Despite the picture I have in my head when I think of buffalo – wild creatures roaming the prairie - bison are generally raised in feedlots and on a diet that includes grain (see [2] for a good description of the contrast). The feedlots may be smaller, and certainly the lack of antibiotic usage is a step up from most CAFO beef. However, the bison are still being force-fed a diet that makes them sick. These wild animals are still confined in pens, the runoff and pollution from which do not appear any more restricted than for a cattle CAFO. In short, in terms of ethical implications, most bison meat is about the same as cattle meat raised on a small CAFO. Also, the Food Safety and Inspection Service (FSIS) of the USDA does not require inspections on bison meat [3].

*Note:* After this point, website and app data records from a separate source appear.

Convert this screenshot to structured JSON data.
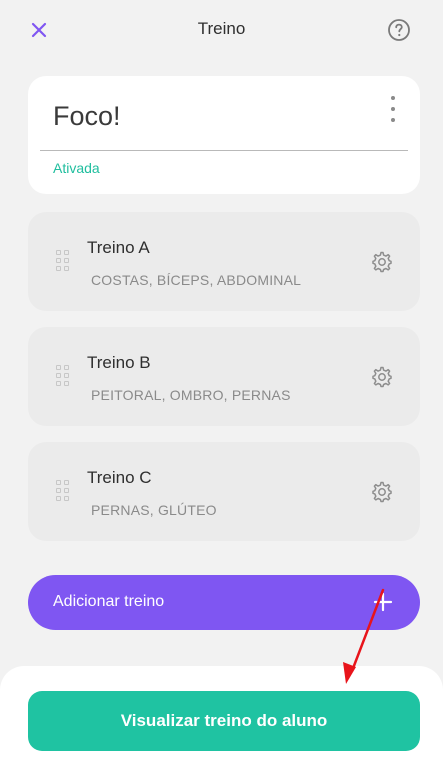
{
  "header": {
    "title": "Treino",
    "close_icon": "close-icon",
    "help_icon": "help-circle-icon"
  },
  "plan": {
    "name": "Foco!",
    "status": "Ativada",
    "menu_icon": "more-vertical-icon"
  },
  "workouts": [
    {
      "title": "Treino A",
      "muscles": "COSTAS, BÍCEPS, ABDOMINAL"
    },
    {
      "title": "Treino B",
      "muscles": "PEITORAL, OMBRO, PERNAS"
    },
    {
      "title": "Treino C",
      "muscles": "PERNAS, GLÚTEO"
    }
  ],
  "add_workout": {
    "label": "Adicionar treino",
    "icon": "plus-icon"
  },
  "primary_action": {
    "label": "Visualizar treino do aluno"
  },
  "colors": {
    "accent_purple": "#7f56f2",
    "accent_teal": "#1fc3a2",
    "status_green": "#1fbe9e",
    "annotation_red": "#e8141b"
  }
}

The bottom line, here, is that just because an animal is “exotic” or “wild”, doesn’t mean it was ethically-raised. Sadly, alternative meats are not a free pass, and sourcing ethical bison requires as much vigilance as beef, pork, or poultry. Until I know the actual source of Fuddrucker’s buffalo meat, I will treat it like any other restaurant meat, as something to avoid.

More ethical bison sources: Some 100% pasture-raised, grass-fed bison meat is available. Full Circle Bison Ranch, for example, allows their buffalo to roam on certified organic pasture eating grass and never meeting an antibiotic, hormone, or pesticide throughout their lives. Northstar Bison is also 100% pasture-raised and grass-fed. I would be wary of The Jackson Hole Buffalo Meat Company. They say their bison are 100% ranch-raised, and the website makes their production sound really ethical. However, they do grain finish their bison on corn.

Cited sources:
[1] Summary of research on CAFO feed from Eat Wild.
[2] Putting Bison on Feedlots: Unnatural, Unnecessary, Unsafe by Andrew Gunther.
[3] Bison production guide from the National Sustainable Agriculture Information Service.
[4] Bison Feedlot Production Fact sheet from the Saskatchewan Ministry of Agriculture.


  1. Look, now there are some in your backyard!

  2. Look out for greenwashing. As Bison becomes known for health benefits and flavor many new products come to the market. "Grass-fed and grain finished on pellets' is surely a FEEDLOT.

    Wild Idea Buffalo is the best, no feedlots, and a mobile slaughter unit they designed. Tasty tasty.